With help from casually corrupt publisher Napoléon Bouvard (an efficiently evil Peter A. Davis), Maxence has entangled his sweet sister in an engagement de convenance with a rich dupe, the Comte de Marignant (Christopher Sheard), a state councilor with considerable clout. This poetaster’s obsession is to join the Académie française, and his latest vanity-book about the war in north Africa may do just that.

The self-promoting count in turn is pursued by Corrine Desgaudets (Kelsey Brennan, practically channeling Patti LuPone), a temperamental, blue-stocking salonista and self-proclaimed “Tenth Muse.” As the daughter of the debutante’s guardian, Corrine — a Dumas-like demimondaine — is a convenient confidante to Antonia, a closeness that invites conspiracy. Completing Scribe’s rogues’ gallery is the fashionably pessimistic pauper-nobleman César Desgaudets (David Darlow), a cheapskate whose still-gilded title is a ticket to soirées and stock options. Power-pointing Scribe’s messages, César all but invents the art of the deal.
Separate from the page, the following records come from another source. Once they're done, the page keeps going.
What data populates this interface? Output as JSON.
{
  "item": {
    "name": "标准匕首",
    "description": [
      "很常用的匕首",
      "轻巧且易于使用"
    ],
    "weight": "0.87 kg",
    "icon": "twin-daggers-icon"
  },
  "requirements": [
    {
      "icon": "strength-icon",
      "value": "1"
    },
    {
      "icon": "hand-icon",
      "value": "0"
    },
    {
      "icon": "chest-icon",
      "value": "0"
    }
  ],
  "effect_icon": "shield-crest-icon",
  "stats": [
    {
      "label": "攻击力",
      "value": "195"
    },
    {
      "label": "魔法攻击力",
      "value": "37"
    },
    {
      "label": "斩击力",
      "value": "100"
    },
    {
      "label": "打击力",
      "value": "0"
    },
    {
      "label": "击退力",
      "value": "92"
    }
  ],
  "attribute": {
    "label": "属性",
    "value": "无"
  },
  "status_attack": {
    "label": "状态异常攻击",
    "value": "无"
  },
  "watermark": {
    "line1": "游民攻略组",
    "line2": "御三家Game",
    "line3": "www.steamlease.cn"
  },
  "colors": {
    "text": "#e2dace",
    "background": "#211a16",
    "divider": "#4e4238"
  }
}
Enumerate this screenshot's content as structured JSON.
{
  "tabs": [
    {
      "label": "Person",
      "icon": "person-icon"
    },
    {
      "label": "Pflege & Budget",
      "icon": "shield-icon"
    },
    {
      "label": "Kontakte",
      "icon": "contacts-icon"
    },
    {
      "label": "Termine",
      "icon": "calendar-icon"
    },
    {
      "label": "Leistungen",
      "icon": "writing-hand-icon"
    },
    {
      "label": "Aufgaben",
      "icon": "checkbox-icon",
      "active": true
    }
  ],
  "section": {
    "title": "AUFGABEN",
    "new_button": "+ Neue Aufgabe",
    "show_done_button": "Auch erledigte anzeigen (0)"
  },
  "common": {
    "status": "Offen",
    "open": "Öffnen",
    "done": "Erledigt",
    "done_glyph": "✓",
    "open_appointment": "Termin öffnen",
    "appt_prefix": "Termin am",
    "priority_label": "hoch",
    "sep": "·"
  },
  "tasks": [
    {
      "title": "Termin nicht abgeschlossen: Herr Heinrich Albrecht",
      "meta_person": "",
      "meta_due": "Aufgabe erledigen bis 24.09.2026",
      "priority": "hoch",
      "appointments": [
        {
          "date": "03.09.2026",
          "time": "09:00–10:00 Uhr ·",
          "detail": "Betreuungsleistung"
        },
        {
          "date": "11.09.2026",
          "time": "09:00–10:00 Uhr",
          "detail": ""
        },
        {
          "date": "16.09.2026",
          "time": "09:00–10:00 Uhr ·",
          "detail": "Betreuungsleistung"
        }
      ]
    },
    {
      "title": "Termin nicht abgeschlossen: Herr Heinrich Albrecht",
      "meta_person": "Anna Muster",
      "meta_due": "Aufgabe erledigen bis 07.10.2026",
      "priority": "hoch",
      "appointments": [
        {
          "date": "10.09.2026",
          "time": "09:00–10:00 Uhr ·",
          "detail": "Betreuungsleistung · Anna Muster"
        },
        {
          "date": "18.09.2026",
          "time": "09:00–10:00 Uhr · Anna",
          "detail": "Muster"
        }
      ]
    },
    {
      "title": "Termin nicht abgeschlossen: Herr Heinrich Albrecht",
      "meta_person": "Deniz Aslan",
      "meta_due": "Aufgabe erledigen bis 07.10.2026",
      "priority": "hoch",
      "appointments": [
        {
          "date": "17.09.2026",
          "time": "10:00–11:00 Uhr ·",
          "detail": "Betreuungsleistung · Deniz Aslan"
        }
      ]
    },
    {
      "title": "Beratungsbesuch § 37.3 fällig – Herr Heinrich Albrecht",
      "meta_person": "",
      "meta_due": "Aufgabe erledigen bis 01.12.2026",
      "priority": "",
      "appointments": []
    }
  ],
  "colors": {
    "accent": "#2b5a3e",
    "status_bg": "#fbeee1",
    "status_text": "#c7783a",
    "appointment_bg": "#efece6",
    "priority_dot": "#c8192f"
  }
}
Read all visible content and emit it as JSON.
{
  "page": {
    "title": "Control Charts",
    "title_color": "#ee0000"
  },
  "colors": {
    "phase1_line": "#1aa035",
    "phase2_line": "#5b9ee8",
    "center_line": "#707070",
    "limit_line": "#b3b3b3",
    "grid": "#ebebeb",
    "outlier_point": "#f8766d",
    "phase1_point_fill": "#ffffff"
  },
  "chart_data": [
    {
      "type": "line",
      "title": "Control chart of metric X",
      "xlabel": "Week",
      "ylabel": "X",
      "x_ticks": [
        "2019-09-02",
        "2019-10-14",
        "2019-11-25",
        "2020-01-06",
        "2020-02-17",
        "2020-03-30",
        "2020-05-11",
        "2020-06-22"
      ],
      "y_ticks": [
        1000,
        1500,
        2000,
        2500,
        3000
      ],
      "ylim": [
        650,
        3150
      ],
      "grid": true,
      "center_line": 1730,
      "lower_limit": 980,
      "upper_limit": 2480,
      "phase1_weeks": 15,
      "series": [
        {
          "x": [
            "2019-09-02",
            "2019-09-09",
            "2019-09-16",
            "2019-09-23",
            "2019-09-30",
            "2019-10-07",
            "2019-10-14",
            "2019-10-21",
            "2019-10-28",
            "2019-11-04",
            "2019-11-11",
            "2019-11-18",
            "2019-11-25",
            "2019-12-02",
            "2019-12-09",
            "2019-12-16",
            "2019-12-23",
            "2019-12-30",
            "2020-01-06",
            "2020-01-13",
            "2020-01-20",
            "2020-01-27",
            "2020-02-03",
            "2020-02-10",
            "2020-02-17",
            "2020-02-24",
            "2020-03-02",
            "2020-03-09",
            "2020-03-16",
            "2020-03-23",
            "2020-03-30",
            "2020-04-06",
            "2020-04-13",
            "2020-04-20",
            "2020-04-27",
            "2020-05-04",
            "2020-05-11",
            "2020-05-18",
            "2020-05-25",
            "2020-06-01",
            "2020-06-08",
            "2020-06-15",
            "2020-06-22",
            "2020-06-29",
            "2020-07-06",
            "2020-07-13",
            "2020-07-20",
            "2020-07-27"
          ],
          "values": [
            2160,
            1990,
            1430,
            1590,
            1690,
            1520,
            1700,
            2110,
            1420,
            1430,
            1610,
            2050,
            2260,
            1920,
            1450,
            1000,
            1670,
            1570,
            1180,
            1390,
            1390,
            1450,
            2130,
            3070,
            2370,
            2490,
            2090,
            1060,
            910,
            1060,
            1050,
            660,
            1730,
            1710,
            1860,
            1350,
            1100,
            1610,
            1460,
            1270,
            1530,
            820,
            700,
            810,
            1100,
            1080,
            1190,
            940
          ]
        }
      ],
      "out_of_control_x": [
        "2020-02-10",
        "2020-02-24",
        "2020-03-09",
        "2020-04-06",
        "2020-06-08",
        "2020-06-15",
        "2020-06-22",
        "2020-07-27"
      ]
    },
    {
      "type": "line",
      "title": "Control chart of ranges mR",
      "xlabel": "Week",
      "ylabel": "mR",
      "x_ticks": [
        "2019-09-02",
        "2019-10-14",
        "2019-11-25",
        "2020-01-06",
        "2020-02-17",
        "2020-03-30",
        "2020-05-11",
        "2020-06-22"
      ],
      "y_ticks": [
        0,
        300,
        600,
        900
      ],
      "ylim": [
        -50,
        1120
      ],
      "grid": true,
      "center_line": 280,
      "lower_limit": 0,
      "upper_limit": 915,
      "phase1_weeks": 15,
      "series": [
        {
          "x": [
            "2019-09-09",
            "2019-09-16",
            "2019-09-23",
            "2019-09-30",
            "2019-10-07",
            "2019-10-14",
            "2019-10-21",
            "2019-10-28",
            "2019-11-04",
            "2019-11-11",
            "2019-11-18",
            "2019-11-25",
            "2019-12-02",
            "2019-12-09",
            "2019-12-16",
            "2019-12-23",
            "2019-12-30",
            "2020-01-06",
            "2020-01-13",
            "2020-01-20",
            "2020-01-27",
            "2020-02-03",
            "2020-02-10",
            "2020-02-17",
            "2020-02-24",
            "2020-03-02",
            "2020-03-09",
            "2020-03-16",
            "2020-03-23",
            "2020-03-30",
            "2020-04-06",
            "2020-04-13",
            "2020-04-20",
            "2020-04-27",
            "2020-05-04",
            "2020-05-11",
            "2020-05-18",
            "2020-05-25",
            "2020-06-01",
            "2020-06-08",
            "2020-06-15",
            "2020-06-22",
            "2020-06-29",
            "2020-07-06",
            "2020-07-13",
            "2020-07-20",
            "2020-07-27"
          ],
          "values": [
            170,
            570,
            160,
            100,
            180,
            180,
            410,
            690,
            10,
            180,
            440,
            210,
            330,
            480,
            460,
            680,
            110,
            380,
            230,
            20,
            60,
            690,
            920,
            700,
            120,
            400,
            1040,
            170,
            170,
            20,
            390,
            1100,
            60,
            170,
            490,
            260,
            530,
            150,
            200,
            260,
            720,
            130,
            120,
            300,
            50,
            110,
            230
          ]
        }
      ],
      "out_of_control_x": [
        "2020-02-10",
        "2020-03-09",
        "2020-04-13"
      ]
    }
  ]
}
As sharp-etched as Dickens’ quirkiest creations or Wilde’s poseurs, Scribe’s sextet fuels the action with their follies. It’s madness to attempt a synopsis for a “well-made” play where secrets are sacred and “capitalist thieves” a dime a dozen. Like Molière’s misanthropic Alceste, Albert’s bracing refusal to play the hypocrite, especially in his quest for Antonia, both stands out and gives way: Sadly, in Scribe’s world, the final obscenity is how a profitable lie beats an inconvenient truth any night. Why should morality not be up for sale when everything else is?

Sandys’ skilled cast, including well-crafted cameos by Jerry Bloom and Matt Browning, misses no opportunity to twist Scribe’s knives. Darlow’s dry delivery, as always, nails the author’s polemics like Luther’s theses on the church door. Moaney’s effortless uprightness contrasts mightily with Scribe’s paradoxical, prevaricating Parisians — except for Walker’s tender-hearted ingenue Antonia. Remy Bumppo’s caricatures deserve each other — and, alas, their audiences have earned them too. If drama delivers the lies that tell the truth, Puff could well be the perfect play.

Pumping out the play’s parallels are frequent but forgivable anachronisms — modern mannerisms, Joe Schermoly’s slyly revisionist parlors, and a contemporary musical backdrop. These abound and sometimes distract. But they’re all in the service of a very welcome theatrical rediscovery, a French classic to make yesterday tomorrow.

photos by Nathanael Filbert

Puff: Believe It or Not
Remy Bumppo Theatre Company
Greenhouse Theater Center, 2257 N. Lincoln Ave.
ends on December 31, 2017
for tickets, call 773.404.7336
or visit Remy Bumppo

for more shows, visit Theatre in Chicago

Comments on this entry are closed.